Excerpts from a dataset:
_ _ _ _ _
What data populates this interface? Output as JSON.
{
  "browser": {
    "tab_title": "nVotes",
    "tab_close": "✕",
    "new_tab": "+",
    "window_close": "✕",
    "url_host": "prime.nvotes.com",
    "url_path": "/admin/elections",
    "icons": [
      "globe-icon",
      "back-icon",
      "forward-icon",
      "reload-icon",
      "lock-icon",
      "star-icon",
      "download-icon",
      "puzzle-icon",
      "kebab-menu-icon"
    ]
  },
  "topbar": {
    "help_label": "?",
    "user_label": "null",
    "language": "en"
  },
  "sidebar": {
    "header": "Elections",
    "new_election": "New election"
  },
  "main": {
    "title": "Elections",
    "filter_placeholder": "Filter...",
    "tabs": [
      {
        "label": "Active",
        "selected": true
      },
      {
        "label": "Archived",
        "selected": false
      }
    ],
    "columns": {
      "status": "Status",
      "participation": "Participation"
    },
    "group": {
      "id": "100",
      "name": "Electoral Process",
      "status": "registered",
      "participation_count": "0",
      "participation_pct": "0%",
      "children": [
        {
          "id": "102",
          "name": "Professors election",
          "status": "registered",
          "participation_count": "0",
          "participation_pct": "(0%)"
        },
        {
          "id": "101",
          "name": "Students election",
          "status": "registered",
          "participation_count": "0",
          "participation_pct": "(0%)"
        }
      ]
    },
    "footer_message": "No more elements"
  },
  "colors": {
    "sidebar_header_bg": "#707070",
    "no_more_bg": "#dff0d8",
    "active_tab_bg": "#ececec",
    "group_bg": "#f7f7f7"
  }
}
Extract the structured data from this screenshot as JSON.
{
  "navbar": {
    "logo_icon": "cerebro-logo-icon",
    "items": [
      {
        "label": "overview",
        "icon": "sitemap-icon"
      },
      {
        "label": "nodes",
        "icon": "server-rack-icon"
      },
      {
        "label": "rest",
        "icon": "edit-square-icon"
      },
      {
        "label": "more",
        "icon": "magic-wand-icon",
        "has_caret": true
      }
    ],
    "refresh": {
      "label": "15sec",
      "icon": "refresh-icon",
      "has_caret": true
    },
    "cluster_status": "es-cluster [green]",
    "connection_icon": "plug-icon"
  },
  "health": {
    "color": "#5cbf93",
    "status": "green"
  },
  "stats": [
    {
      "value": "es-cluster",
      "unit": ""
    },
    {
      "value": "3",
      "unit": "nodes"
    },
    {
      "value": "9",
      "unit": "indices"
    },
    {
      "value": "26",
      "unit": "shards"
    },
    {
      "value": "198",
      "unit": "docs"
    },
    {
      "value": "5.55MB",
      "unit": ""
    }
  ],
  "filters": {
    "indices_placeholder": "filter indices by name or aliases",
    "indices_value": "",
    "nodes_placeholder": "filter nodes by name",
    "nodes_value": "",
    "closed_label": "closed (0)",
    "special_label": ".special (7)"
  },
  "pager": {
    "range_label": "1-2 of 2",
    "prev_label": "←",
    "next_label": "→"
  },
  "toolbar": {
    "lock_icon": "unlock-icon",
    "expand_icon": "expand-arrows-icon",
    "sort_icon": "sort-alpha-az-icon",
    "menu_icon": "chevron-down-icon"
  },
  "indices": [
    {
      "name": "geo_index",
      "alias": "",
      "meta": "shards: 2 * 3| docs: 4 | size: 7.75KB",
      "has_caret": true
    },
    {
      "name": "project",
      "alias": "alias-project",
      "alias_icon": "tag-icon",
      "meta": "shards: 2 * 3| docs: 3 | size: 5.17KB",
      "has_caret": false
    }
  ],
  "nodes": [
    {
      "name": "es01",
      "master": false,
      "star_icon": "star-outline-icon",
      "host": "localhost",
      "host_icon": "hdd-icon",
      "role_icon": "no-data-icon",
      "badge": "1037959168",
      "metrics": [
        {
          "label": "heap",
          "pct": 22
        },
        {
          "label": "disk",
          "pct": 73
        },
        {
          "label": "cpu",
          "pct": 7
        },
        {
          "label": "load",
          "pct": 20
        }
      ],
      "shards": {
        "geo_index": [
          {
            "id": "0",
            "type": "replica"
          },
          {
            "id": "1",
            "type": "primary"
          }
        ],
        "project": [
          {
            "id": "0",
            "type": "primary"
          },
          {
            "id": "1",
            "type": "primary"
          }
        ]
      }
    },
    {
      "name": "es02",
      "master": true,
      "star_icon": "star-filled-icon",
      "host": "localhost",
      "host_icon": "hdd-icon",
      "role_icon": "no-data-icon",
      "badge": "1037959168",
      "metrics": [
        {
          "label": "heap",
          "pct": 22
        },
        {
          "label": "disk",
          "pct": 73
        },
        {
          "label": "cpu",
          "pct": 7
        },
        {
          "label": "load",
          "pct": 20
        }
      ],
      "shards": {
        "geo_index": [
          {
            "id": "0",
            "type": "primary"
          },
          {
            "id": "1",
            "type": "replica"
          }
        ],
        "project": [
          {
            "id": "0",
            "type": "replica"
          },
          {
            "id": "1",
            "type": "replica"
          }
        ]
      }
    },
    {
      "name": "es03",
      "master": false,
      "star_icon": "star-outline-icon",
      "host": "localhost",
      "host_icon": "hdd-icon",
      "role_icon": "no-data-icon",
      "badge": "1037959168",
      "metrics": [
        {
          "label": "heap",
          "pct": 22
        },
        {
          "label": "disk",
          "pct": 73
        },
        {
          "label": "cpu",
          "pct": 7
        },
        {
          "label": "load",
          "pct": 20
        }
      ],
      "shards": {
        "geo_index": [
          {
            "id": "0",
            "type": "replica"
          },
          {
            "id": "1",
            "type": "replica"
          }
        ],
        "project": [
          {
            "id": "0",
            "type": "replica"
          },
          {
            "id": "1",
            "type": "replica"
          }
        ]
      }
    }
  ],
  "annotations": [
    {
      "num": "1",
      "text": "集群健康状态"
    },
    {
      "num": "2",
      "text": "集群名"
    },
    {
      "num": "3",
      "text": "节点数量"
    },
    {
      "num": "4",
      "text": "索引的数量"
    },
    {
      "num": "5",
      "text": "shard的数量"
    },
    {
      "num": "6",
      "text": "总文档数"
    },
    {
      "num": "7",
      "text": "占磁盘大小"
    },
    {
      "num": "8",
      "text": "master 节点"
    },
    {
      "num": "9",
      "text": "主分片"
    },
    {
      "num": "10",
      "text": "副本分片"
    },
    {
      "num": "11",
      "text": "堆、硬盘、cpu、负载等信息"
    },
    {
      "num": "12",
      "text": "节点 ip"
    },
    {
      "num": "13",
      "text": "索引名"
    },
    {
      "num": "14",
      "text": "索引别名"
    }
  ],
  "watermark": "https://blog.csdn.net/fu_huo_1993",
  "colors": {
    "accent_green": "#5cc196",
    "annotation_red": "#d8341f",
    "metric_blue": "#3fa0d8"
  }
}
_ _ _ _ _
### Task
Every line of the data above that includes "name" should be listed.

### Answer space
      "name": "Electoral Process",
          "name": "Professors election",
          "name": "Students election",
    "indices_placeholder": "filter indices by name or aliases",
    "nodes_placeholder": "filter nodes by name",
      "name": "geo_index",
      "name": "project",
      "name": "es01",
      "name": "es02",
      "name": "es03",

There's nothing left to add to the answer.